    Nate, first, I don’t need hard evidence to speculate based on my personal experience and training, which is what I was doing when I said “it remains possible…”. My speculation is based on my first-hand experience in US Army Military Intelligence (not as much of an oxymoron as most think), in which I was quite thoroughly trained in the recruitment of intelligence “assets.” Snowden has acted quite unlike other whistleblowers, in that he’s not engaging in classic non-violent protest accompanied by accepting the temporary or even permanent consequences. He leaked and ran. So far, to two locations (Hong Kong, which is now China as well, and Russia) whose leadership would like nothing better than to embarrass and discredit the U.S. I absolutely could be wrong about Snowden, but it’s as wrong to assume automatically that he has pure intent as to assume automatically that he doesn’t. I was criticizing the lack of balance in considering those two options.

    If you want to know who can be damaged by leaks, I recommend that you read this:

  • NateBowman

    I would have hoped that having been a reporter for Jack Anderson would have enabled you make make more evidence-based arguments.

    Though it may be true that no all whistleblowers are trying to make our country a better place to live in, what evidence do you have that “It remains possible that Snowden was actually recruited by some country or organziation whose interests are adverse to the U.S.”?

    At least tell us in concrete terms who, besides the American people, can benefit from Mr. Snowden’s disclosures. And, who, in concrete terms, has been damaged. And I don’t mean the unsubstantiated claims of anonymous sources.
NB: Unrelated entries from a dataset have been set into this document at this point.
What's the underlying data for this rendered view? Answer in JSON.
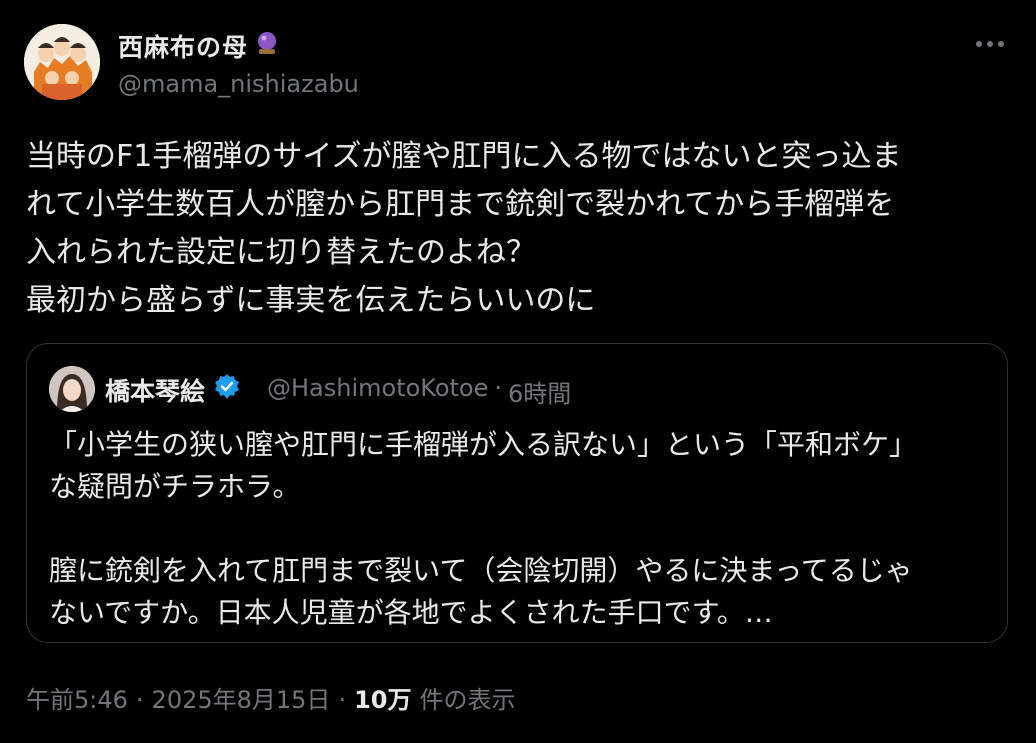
{
  "author": {
    "name": "西麻布の母",
    "handle": "@mama_nishiazabu"
  },
  "tweet_lines": [
    "当時のF1手榴弾のサイズが膣や肛門に入る物ではないと突っ込ま",
    "れて小学生数百人が膣から肛門まで銃剣で裂かれてから手榴弾を",
    "入れられた設定に切り替えたのよね？",
    "最初から盛らずに事実を伝えたらいいのに"
  ],
  "quote": {
    "name": "橋本琴絵",
    "handle": "@HashimotoKotoe",
    "separator": "·",
    "time": "6時間",
    "lines": [
      "「小学生の狭い膣や肛門に手榴弾が入る訳ない」という「平和ボケ」",
      "な疑問がチラホラ。",
      "",
      "膣に銃剣を入れて肛門まで裂いて（会陰切開）やるに決まってるじゃ",
      "ないですか。日本人児童が各地でよくされた手口です。…"
    ]
  },
  "footer": {
    "time": "午前5:46",
    "sep1": "·",
    "date": "2025年8月15日",
    "sep2": "·",
    "views": "10万",
    "views_label": "件の表示"
  },
  "icons": {
    "badge": "crystal-ball-icon",
    "verified": "verified-badge-icon",
    "more": "more-options-icon"
  },
  "colors": {
    "background": "#000000",
    "text": "#e7e9ea",
    "muted": "#71767b",
    "verified": "#1d9bf0",
    "border": "#2f3336"
  }
}
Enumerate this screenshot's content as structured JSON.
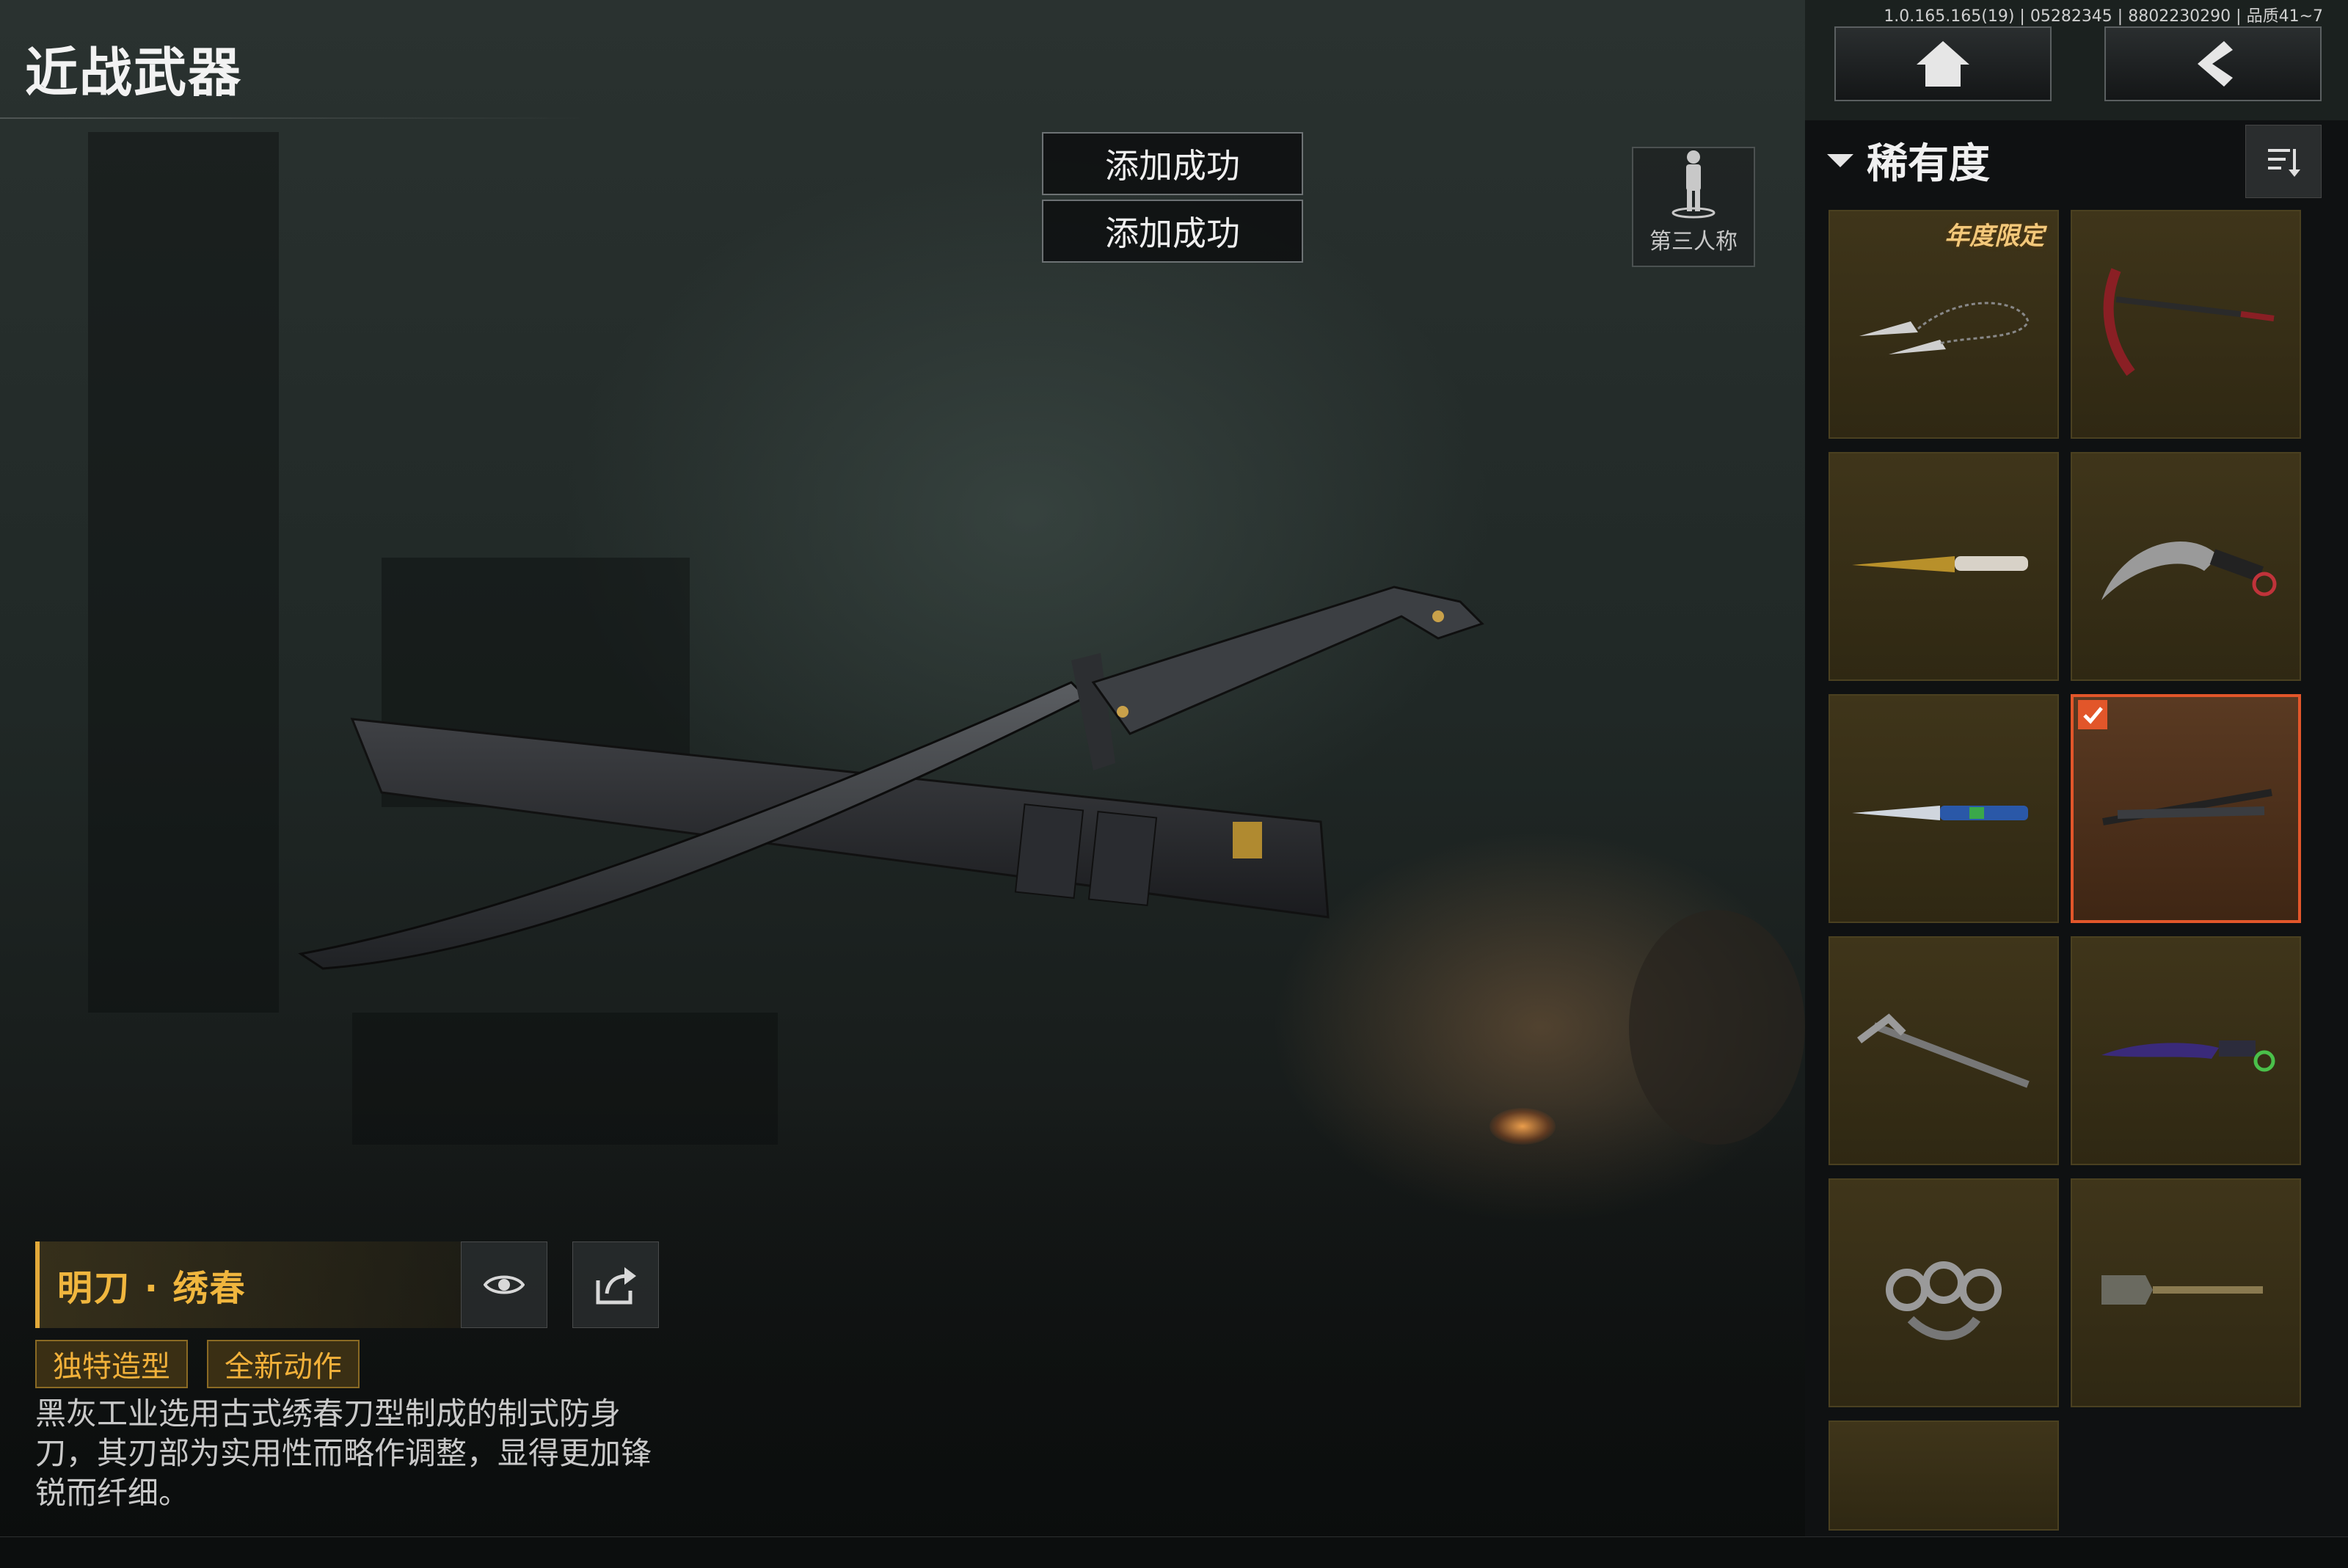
{
  "header": {
    "title": "近战武器",
    "version": "1.0.165.165(19) | 05282345 | 8802230290 | 品质41~7"
  },
  "nav": {
    "home": "home-icon",
    "back": "back-arrow-icon"
  },
  "toasts": [
    "添加成功",
    "添加成功"
  ],
  "view_toggle": {
    "label": "第三人称",
    "icon": "person-icon"
  },
  "weapon": {
    "name": "明刀 · 绣春",
    "tags": [
      "独特造型",
      "全新动作"
    ],
    "description": "黑灰工业选用古式绣春刀型制成的制式防身刀，其刃部为实用性而略作调整，显得更加锋锐而纤细。"
  },
  "sidebar": {
    "filter_label": "稀有度",
    "items": [
      {
        "name": "chain-kunai",
        "badge": "年度限定",
        "selected": false
      },
      {
        "name": "sickle",
        "badge": "",
        "selected": false
      },
      {
        "name": "gold-knife",
        "badge": "",
        "selected": false
      },
      {
        "name": "karambit",
        "badge": "",
        "selected": false
      },
      {
        "name": "blue-butterfly-knife",
        "badge": "",
        "selected": false
      },
      {
        "name": "xiuchun-blade",
        "badge": "",
        "selected": true
      },
      {
        "name": "ice-axe",
        "badge": "",
        "selected": false
      },
      {
        "name": "purple-karambit",
        "badge": "",
        "selected": false
      },
      {
        "name": "brass-knuckles",
        "badge": "",
        "selected": false
      },
      {
        "name": "shovel",
        "badge": "",
        "selected": false
      },
      {
        "name": "partial-item",
        "badge": "",
        "selected": false
      }
    ]
  },
  "colors": {
    "accent": "#f0b63e",
    "selected_border": "#e2562a",
    "cell_bg": "#3f351a"
  }
}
Reallly, do you think that any terrorists out there don’t assume that their communications are being monitored?

    Or why that country has not granted him asylum.

    Or why, if that was his intent, he isn’t rolling in money now.
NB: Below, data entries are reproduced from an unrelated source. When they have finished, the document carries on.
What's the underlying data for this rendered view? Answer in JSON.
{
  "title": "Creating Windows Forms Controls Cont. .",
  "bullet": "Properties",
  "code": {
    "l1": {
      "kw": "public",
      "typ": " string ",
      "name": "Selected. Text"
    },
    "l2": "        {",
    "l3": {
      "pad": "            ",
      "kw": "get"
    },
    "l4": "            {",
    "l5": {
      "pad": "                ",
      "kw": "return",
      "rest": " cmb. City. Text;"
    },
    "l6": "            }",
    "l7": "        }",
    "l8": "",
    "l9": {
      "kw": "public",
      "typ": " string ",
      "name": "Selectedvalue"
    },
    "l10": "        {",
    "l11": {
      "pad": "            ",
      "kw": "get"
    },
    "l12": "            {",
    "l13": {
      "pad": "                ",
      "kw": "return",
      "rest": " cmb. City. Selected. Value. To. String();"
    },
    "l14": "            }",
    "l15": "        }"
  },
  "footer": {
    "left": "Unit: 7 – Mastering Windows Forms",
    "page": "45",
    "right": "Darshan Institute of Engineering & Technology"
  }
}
    All evidence up until now, including everything Mr. Snowden has said, points to the contrary of what you think is theoretically possible.
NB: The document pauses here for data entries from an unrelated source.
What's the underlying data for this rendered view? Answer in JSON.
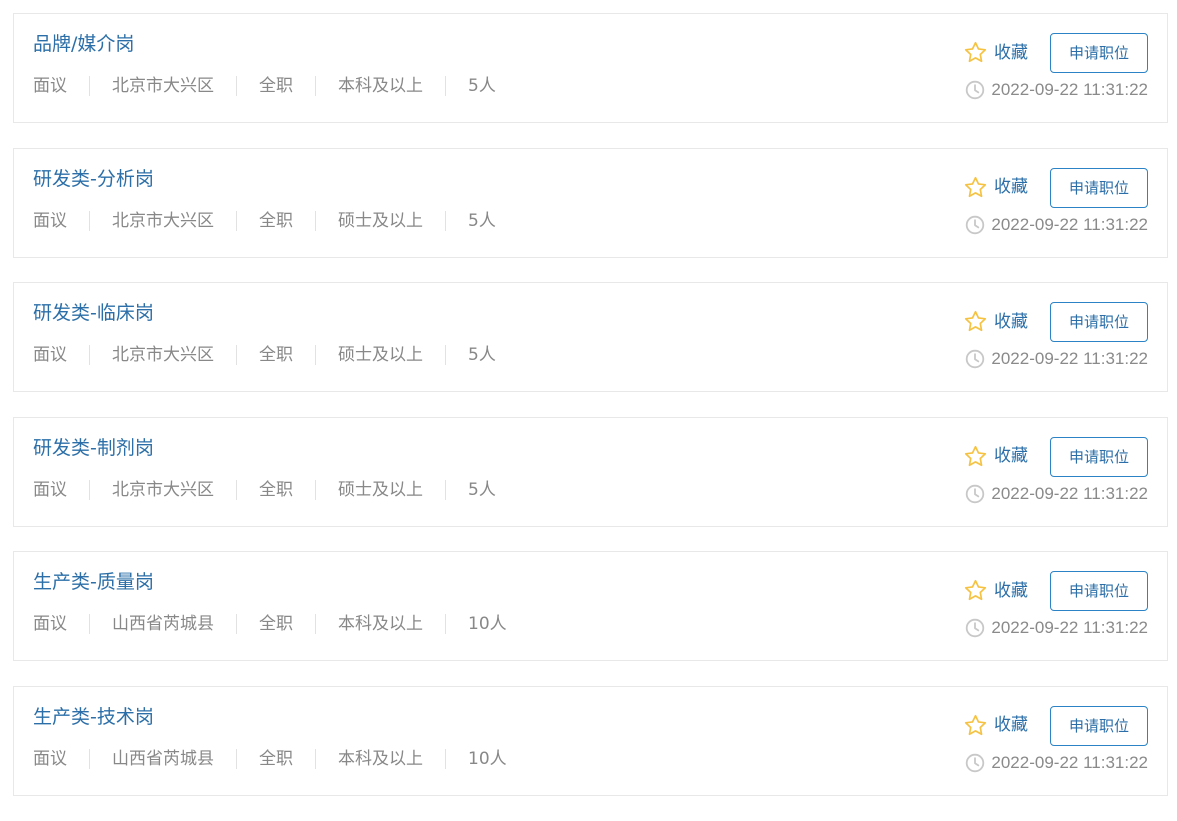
{
  "colors": {
    "title": "#2c6fa8",
    "meta_text": "#888888",
    "separator": "#e2e2e2",
    "star": "#f5c242",
    "button_border": "#2c84c6",
    "clock": "#c8c8c8",
    "card_border": "#e8e8e8"
  },
  "icons": {
    "favorite": "star-outline-icon",
    "time": "clock-icon"
  },
  "jobs": [
    {
      "title": "品牌/媒介岗",
      "salary": "面议",
      "location": "北京市大兴区",
      "type": "全职",
      "education": "本科及以上",
      "headcount": "5人",
      "favorite_label": "收藏",
      "apply_label": "申请职位",
      "time": "2022-09-22 11:31:22"
    },
    {
      "title": "研发类-分析岗",
      "salary": "面议",
      "location": "北京市大兴区",
      "type": "全职",
      "education": "硕士及以上",
      "headcount": "5人",
      "favorite_label": "收藏",
      "apply_label": "申请职位",
      "time": "2022-09-22 11:31:22"
    },
    {
      "title": "研发类-临床岗",
      "salary": "面议",
      "location": "北京市大兴区",
      "type": "全职",
      "education": "硕士及以上",
      "headcount": "5人",
      "favorite_label": "收藏",
      "apply_label": "申请职位",
      "time": "2022-09-22 11:31:22"
    },
    {
      "title": "研发类-制剂岗",
      "salary": "面议",
      "location": "北京市大兴区",
      "type": "全职",
      "education": "硕士及以上",
      "headcount": "5人",
      "favorite_label": "收藏",
      "apply_label": "申请职位",
      "time": "2022-09-22 11:31:22"
    },
    {
      "title": "生产类-质量岗",
      "salary": "面议",
      "location": "山西省芮城县",
      "type": "全职",
      "education": "本科及以上",
      "headcount": "10人",
      "favorite_label": "收藏",
      "apply_label": "申请职位",
      "time": "2022-09-22 11:31:22"
    },
    {
      "title": "生产类-技术岗",
      "salary": "面议",
      "location": "山西省芮城县",
      "type": "全职",
      "education": "本科及以上",
      "headcount": "10人",
      "favorite_label": "收藏",
      "apply_label": "申请职位",
      "time": "2022-09-22 11:31:22"
    }
  ]
}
  • Jonathan Bernstein

    Good piece, Eric. I think there’s one key omission, however. The
    responsibility of journalists to not automatically assume that a
    whistleblower is an “innocent civilian” trying to make our country a
    better place to live. It remains possible that Snowden was actually
    recruited by some country or organization whose interests are adverse to
    the U.S.. That he is what he’s alleged to be – someone guilty of
    espionage. In the rush to publish, such possibilities are ignored. As a
    former reporter for famed columnist Jack Anderson, and as some who,
    prior to my time with Jack, worked in covert ops for US Army
    Intelligence, I am pained to see the degeneration of simple common sense amongst many in the mainstream media.